Originally appeared at ZeroHedge
In a deployment not seen in seven years, three Chinese warships including a guided-missile destroyer warship embarked on a tour of Gulf Arab states for the first time since 2010 in what al Arabiya has called Beijing’s “desire to play a bigger role on the global stage.”
The three Chinese vessels arrived in Qatar’s capital Doha on Saturday following a visit to the Saudi port city of Jeddah, according to Chinese state broadcaster CCTV.
While China’s navy regularly tours the world and its ships patrol off the coasts of Yemen and Somalia as part of international anti-piracy operations, such visits to Gulf Arab states, where both the U.S. and Britain have naval bases, are less common. In 2014, China’s navy visited Iran for the first time to take part in joint naval exercises with Saudi Arabia’s regional arch-rival.
Beijing, which relies on the Middle East for oil, has tended to leave Middle Eastern diplomacy to the other four permanent members of the U.N. Security Council – the United States, Britain, France and Russia.
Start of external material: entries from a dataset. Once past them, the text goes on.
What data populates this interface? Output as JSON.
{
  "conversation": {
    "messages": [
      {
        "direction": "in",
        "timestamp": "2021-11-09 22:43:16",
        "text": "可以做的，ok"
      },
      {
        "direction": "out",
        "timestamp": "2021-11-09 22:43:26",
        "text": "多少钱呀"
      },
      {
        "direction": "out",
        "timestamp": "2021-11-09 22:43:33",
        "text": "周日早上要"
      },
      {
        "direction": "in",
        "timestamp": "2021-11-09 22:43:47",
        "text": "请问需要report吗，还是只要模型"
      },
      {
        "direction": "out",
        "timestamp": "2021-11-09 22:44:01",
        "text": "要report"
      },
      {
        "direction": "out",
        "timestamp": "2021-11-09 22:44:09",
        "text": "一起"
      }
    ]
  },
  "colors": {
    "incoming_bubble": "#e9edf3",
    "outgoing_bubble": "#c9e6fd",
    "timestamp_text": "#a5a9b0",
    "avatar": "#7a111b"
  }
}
As reported yesterday, for the first time in history, Russia surpassed Saudi Arabia as China’s primary source of oil imports.
Perhaps this fallback option explains why China has been trying to get more involved in gulf diplomacy recently, especially in Syria peace efforts, and has taken tentative steps over the Yemen crisis too.
A senior Chinese diplomat said on Monday that Beijing could be forced to assume a role of world leadership if others step back from that position after U.S. President Donald Trump pledged in his first speech to put “America first.” Naturally such an expansion in China’s global role would include taking tenative steps to declaring who its friends in the gulf region are and, by implication, its enemies.